Additionally, by limiting selections to just three rounds, we’d get a more watchable product. With just 100 slots to work with, studios can put more into the broadcast and offer more in-depth analysis, stronger highlight cut-ups, and so on. But the real fun comes into play with the hundreds of players who go from being fourth- , fifth- , sixth- , and seventh-round picks to undrafted free agents.
Undrafted free agency is already a chaotic affair. All 32 teams are calling their prioritized free agents, people they’ve already invested months of contact with and even flown into town on recruiting trips. It’s a madhouse as teams try to outbid each other with greater guarantees and local beat writers around the country work overtime to relay signing rumors.
Let’s take that and double the volume of players involved. Now we’re cooking with gas. Push the envelope even further and turn it into a college football National Signing Day-style festival, where prospects announce their signings on-air. That festivity has an awesome, unique energy and the NFL could stand to pick up some of it.
Imagine the Saints and Atlanta Falcons offering competing bids for an undrafted rookie. He’s seated in his living room, surrounded by friends and family, with each team’s hat on the coffee table. The camera rests on him as he leaps up, grabbing the Saints hat and knocking the Falcons visor (of course it’s a visor) off the table, shouting “who dat” over and over again into his cousin’s cameraphone, replayed onto ESPN and NFL Network. How amazing would that be?

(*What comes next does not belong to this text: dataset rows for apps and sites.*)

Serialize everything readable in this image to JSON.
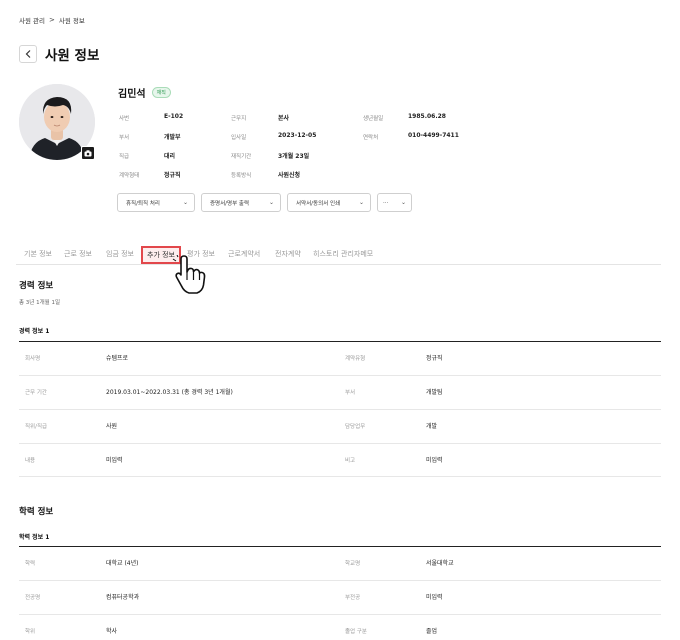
{
  "breadcrumb": {
    "parent": "사원 관리",
    "separator": ">",
    "current": "사원 정보"
  },
  "header": {
    "back_icon": "chevron-left-icon",
    "title": "사원 정보"
  },
  "profile": {
    "name": "김민석",
    "status": "재직",
    "info": {
      "emp_no_label": "사번",
      "emp_no": "E-102",
      "workplace_label": "근무지",
      "workplace": "본사",
      "birth_label": "생년월일",
      "birth": "1985.06.28",
      "dept_label": "부서",
      "dept": "개발부",
      "hire_label": "입사일",
      "hire": "2023-12-05",
      "contact_label": "연락처",
      "contact": "010-4499-7411",
      "rank_label": "직급",
      "rank": "대리",
      "tenure_label": "재직기간",
      "tenure": "3개월 23일",
      "contract_label": "계약형태",
      "contract": "정규직",
      "reg_label": "등록방식",
      "reg": "사원신청"
    }
  },
  "actions": {
    "leave": "휴직/퇴직 처리",
    "certificate": "증명서/명부 출력",
    "print": "서약서/동의서 인쇄",
    "more": "···"
  },
  "tabs": [
    "기본 정보",
    "근로 정보",
    "임금 정보",
    "추가 정보",
    "평가 정보",
    "근로계약서",
    "전자계약",
    "히스토리",
    "관리자메모"
  ],
  "active_tab": "추가 정보",
  "career": {
    "title": "경력 정보",
    "total": "총 3년 1개월 1일",
    "item_title": "경력 정보 1",
    "rows": [
      {
        "l1": "회사명",
        "v1": "슈템프로",
        "l2": "계약유형",
        "v2": "정규직"
      },
      {
        "l1": "근무 기간",
        "v1": "2019.03.01~2022.03.31 (총 경력 3년 1개월)",
        "l2": "부서",
        "v2": "개발팀"
      },
      {
        "l1": "직위/직급",
        "v1": "사원",
        "l2": "담당업무",
        "v2": "개발"
      },
      {
        "l1": "내용",
        "v1": "미입력",
        "l2": "비고",
        "v2": "미입력"
      }
    ]
  },
  "education": {
    "title": "학력 정보",
    "item_title": "학력 정보 1",
    "rows": [
      {
        "l1": "학력",
        "v1": "대학교 (4년)",
        "l2": "학교명",
        "v2": "서울대학교"
      },
      {
        "l1": "전공명",
        "v1": "컴퓨터공학과",
        "l2": "부전공",
        "v2": "미입력"
      },
      {
        "l1": "학위",
        "v1": "학사",
        "l2": "졸업 구분",
        "v2": "졸업"
      }
    ]
  },
  "colors": {
    "active_tab_border": "#e2474b",
    "badge_green": "#2e9a52"
  }
}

Sure, that’s probably a ridiculous fantasy. This entire exercise is. But it’s fun to think about.